• Excerpted data:
>>>

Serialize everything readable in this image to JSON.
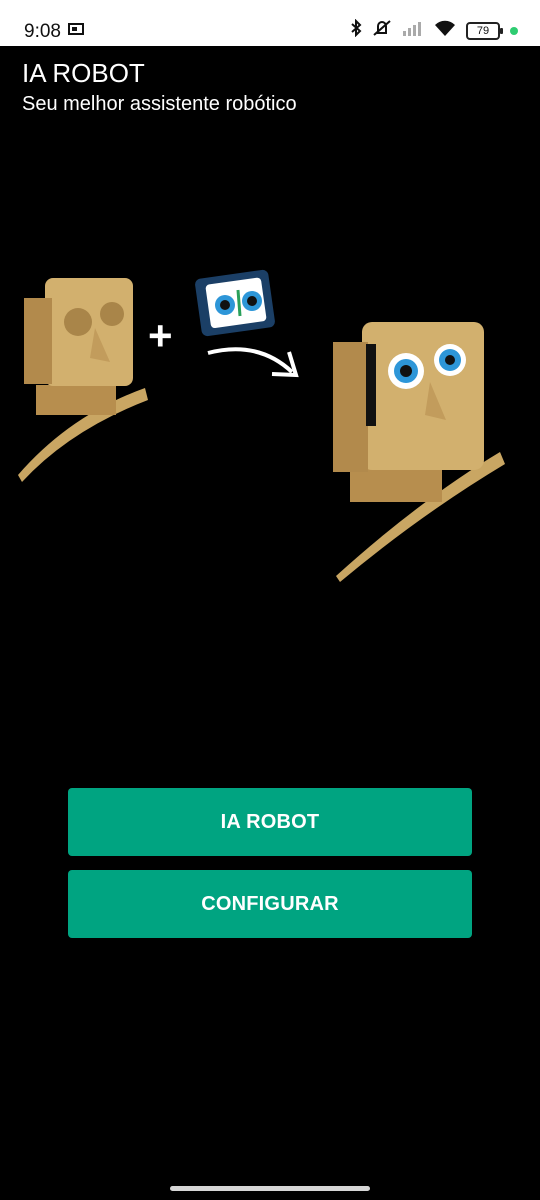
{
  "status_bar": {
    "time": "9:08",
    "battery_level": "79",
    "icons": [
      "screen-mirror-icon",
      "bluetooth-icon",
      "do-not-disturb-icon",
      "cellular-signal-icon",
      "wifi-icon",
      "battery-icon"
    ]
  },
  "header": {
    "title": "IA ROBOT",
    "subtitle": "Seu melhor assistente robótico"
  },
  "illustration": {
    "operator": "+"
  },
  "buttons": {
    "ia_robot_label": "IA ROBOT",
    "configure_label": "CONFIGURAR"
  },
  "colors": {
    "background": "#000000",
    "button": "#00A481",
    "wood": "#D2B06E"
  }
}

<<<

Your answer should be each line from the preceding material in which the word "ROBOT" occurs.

• Solution for this task:
    "title": "IA ROBOT",
    "ia_robot_label": "IA ROBOT",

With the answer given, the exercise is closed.